▶ WORK ORDER: Reproduce each record below exactly as written.

▶ RECORDS PROVIDED:
▼▼▼

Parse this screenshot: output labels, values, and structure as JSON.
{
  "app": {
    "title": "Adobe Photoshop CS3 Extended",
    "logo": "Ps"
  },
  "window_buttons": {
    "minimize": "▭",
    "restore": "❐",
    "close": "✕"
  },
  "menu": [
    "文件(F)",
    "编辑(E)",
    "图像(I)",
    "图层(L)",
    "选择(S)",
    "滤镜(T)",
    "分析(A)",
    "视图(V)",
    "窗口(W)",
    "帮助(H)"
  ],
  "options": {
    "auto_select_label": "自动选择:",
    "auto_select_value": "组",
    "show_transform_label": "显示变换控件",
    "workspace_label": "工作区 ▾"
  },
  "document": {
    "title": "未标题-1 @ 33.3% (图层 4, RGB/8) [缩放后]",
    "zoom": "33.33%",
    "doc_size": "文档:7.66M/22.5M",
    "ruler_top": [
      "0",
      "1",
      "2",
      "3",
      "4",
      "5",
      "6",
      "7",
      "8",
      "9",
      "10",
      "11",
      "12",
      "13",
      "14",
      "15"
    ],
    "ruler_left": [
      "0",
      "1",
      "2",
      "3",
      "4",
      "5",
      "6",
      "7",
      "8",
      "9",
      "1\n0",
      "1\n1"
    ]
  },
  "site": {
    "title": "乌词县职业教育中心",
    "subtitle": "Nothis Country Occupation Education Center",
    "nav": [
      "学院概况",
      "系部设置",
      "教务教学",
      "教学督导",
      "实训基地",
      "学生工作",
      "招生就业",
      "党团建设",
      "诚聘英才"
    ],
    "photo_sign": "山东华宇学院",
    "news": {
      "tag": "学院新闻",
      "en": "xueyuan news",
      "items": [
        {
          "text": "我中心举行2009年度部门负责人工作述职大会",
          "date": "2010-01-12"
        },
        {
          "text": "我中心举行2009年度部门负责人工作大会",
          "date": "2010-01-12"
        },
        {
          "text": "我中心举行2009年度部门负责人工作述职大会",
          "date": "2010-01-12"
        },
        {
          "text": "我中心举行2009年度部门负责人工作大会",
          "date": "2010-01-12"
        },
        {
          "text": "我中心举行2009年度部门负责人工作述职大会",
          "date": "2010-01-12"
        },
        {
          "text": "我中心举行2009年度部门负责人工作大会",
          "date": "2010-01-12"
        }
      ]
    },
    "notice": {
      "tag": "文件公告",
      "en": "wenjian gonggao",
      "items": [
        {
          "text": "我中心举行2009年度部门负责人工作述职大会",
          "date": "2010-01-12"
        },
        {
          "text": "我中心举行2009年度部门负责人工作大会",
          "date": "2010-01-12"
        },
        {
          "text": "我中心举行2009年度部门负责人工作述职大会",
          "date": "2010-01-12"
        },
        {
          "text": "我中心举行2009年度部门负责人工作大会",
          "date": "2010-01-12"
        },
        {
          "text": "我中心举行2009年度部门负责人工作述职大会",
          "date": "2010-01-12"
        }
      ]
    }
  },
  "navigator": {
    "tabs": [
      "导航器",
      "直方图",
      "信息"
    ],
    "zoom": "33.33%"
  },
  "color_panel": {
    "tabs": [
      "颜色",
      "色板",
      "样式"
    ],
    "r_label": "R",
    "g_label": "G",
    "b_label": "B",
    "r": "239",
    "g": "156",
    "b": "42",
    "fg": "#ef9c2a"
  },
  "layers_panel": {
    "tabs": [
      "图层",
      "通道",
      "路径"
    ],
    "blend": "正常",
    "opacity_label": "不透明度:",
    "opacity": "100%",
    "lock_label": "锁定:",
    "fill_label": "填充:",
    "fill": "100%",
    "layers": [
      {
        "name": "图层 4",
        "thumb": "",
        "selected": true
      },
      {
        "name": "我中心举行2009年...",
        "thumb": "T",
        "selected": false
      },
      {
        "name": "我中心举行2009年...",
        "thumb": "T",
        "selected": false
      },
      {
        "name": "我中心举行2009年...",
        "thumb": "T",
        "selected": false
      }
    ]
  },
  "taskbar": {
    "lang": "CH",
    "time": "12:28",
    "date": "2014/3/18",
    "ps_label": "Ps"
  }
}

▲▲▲

▶ YOUR RESPONSE:
Parse this screenshot: output labels, values, and structure as JSON.
{
  "app": {
    "title": "Adobe Photoshop CS3 Extended",
    "logo": "Ps"
  },
  "window_buttons": {
    "minimize": "▭",
    "restore": "❐",
    "close": "✕"
  },
  "menu": [
    "文件(F)",
    "编辑(E)",
    "图像(I)",
    "图层(L)",
    "选择(S)",
    "滤镜(T)",
    "分析(A)",
    "视图(V)",
    "窗口(W)",
    "帮助(H)"
  ],
  "options": {
    "auto_select_label": "自动选择:",
    "auto_select_value": "组",
    "show_transform_label": "显示变换控件",
    "workspace_label": "工作区 ▾"
  },
  "document": {
    "title": "未标题-1 @ 33.3% (图层 4, RGB/8) [缩放后]",
    "zoom": "33.33%",
    "doc_size": "文档:7.66M/22.5M",
    "ruler_top": [
      "0",
      "1",
      "2",
      "3",
      "4",
      "5",
      "6",
      "7",
      "8",
      "9",
      "10",
      "11",
      "12",
      "13",
      "14",
      "15"
    ],
    "ruler_left": [
      "0",
      "1",
      "2",
      "3",
      "4",
      "5",
      "6",
      "7",
      "8",
      "9",
      "1\n0",
      "1\n1"
    ]
  },
  "site": {
    "title": "乌词县职业教育中心",
    "subtitle": "Nothis Country Occupation Education Center",
    "nav": [
      "学院概况",
      "系部设置",
      "教务教学",
      "教学督导",
      "实训基地",
      "学生工作",
      "招生就业",
      "党团建设",
      "诚聘英才"
    ],
    "photo_sign": "山东华宇学院",
    "news": {
      "tag": "学院新闻",
      "en": "xueyuan news",
      "items": [
        {
          "text": "我中心举行2009年度部门负责人工作述职大会",
          "date": "2010-01-12"
        },
        {
          "text": "我中心举行2009年度部门负责人工作大会",
          "date": "2010-01-12"
        },
        {
          "text": "我中心举行2009年度部门负责人工作述职大会",
          "date": "2010-01-12"
        },
        {
          "text": "我中心举行2009年度部门负责人工作大会",
          "date": "2010-01-12"
        },
        {
          "text": "我中心举行2009年度部门负责人工作述职大会",
          "date": "2010-01-12"
        },
        {
          "text": "我中心举行2009年度部门负责人工作大会",
          "date": "2010-01-12"
        }
      ]
    },
    "notice": {
      "tag": "文件公告",
      "en": "wenjian gonggao",
      "items": [
        {
          "text": "我中心举行2009年度部门负责人工作述职大会",
          "date": "2010-01-12"
        },
        {
          "text": "我中心举行2009年度部门负责人工作大会",
          "date": "2010-01-12"
        },
        {
          "text": "我中心举行2009年度部门负责人工作述职大会",
          "date": "2010-01-12"
        },
        {
          "text": "我中心举行2009年度部门负责人工作大会",
          "date": "2010-01-12"
        },
        {
          "text": "我中心举行2009年度部门负责人工作述职大会",
          "date": "2010-01-12"
        }
      ]
    }
  },
  "navigator": {
    "tabs": [
      "导航器",
      "直方图",
      "信息"
    ],
    "zoom": "33.33%"
  },
  "color_panel": {
    "tabs": [
      "颜色",
      "色板",
      "样式"
    ],
    "r_label": "R",
    "g_label": "G",
    "b_label": "B",
    "r": "239",
    "g": "156",
    "b": "42",
    "fg": "#ef9c2a"
  },
  "layers_panel": {
    "tabs": [
      "图层",
      "通道",
      "路径"
    ],
    "blend": "正常",
    "opacity_label": "不透明度:",
    "opacity": "100%",
    "lock_label": "锁定:",
    "fill_label": "填充:",
    "fill": "100%",
    "layers": [
      {
        "name": "图层 4",
        "thumb": "",
        "selected": true
      },
      {
        "name": "我中心举行2009年...",
        "thumb": "T",
        "selected": false
      },
      {
        "name": "我中心举行2009年...",
        "thumb": "T",
        "selected": false
      },
      {
        "name": "我中心举行2009年...",
        "thumb": "T",
        "selected": false
      }
    ]
  },
  "taskbar": {
    "lang": "CH",
    "time": "12:28",
    "date": "2014/3/18",
    "ps_label": "Ps"
  }
}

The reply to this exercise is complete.